◆ **DATASET ENTRIES**:
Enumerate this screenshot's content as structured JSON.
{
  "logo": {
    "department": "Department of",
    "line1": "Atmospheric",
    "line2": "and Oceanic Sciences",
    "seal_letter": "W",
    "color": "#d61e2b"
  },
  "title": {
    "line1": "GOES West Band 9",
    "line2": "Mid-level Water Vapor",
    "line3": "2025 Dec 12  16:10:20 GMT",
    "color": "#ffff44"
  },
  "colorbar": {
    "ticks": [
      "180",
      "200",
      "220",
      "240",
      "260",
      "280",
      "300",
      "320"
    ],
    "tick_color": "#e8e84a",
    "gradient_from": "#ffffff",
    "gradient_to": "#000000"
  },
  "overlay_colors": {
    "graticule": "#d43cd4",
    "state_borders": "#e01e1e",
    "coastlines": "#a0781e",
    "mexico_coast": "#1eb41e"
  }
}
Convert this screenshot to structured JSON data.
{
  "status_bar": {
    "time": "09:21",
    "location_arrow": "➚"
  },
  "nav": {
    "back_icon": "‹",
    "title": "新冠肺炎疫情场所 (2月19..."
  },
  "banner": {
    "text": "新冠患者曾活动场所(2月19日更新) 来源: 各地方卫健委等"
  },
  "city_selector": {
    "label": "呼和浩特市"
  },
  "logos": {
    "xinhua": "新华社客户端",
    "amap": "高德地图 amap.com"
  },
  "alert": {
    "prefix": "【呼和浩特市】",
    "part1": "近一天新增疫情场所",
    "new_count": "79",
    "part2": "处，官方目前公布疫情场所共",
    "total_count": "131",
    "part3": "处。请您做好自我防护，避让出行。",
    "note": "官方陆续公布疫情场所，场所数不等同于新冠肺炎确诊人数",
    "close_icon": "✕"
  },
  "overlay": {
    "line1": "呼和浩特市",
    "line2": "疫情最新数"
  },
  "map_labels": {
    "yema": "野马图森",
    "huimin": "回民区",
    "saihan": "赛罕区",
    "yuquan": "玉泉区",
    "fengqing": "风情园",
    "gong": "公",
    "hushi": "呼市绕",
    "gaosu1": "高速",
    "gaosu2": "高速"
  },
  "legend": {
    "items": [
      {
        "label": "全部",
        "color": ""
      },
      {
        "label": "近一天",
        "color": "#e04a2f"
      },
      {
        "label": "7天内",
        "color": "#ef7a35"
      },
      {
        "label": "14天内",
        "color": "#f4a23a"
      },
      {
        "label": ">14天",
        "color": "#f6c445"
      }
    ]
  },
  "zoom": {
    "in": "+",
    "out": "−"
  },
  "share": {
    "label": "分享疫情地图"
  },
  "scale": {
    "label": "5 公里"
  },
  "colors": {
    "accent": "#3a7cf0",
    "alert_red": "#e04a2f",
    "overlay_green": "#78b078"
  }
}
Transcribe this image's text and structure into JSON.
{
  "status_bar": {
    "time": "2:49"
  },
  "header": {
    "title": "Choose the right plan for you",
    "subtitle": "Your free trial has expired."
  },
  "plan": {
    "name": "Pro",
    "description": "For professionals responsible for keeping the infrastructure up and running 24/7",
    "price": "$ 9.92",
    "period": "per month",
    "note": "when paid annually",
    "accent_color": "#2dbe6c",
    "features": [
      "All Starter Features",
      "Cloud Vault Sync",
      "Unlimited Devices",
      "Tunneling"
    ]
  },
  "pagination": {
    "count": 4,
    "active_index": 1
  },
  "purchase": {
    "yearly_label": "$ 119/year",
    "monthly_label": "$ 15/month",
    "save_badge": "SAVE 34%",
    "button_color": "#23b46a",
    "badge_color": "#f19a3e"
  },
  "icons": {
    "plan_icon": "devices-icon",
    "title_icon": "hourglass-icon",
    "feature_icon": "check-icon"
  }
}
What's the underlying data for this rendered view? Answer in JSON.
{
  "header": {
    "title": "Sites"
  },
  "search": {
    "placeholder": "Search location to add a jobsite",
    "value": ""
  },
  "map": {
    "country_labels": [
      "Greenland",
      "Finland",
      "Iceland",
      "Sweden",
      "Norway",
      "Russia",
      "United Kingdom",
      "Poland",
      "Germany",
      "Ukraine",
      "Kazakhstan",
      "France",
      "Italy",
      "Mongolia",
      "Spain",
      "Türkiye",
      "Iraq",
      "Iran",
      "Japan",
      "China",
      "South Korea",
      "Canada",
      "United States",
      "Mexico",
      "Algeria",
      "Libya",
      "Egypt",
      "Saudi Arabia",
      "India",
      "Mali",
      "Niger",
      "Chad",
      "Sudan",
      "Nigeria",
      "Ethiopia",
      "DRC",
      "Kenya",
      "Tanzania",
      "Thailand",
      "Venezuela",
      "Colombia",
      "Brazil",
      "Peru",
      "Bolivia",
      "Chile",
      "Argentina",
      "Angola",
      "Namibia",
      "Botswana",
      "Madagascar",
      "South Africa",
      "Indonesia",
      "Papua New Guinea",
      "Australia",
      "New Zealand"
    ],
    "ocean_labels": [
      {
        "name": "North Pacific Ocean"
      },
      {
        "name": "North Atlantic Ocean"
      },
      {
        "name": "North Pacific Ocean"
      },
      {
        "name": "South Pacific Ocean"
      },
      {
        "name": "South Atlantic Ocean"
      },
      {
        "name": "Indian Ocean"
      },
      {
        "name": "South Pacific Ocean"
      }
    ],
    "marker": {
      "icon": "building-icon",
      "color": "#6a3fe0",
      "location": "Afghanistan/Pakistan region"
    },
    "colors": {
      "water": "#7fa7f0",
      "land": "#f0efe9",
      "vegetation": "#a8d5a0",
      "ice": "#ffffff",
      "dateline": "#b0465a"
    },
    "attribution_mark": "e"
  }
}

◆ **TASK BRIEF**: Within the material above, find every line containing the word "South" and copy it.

◆ **YOUR SOLUTION**:
      "South Korea",
      "South Africa",
        "name": "South Pacific Ocean"
        "name": "South Atlantic Ocean"
        "name": "South Pacific Ocean"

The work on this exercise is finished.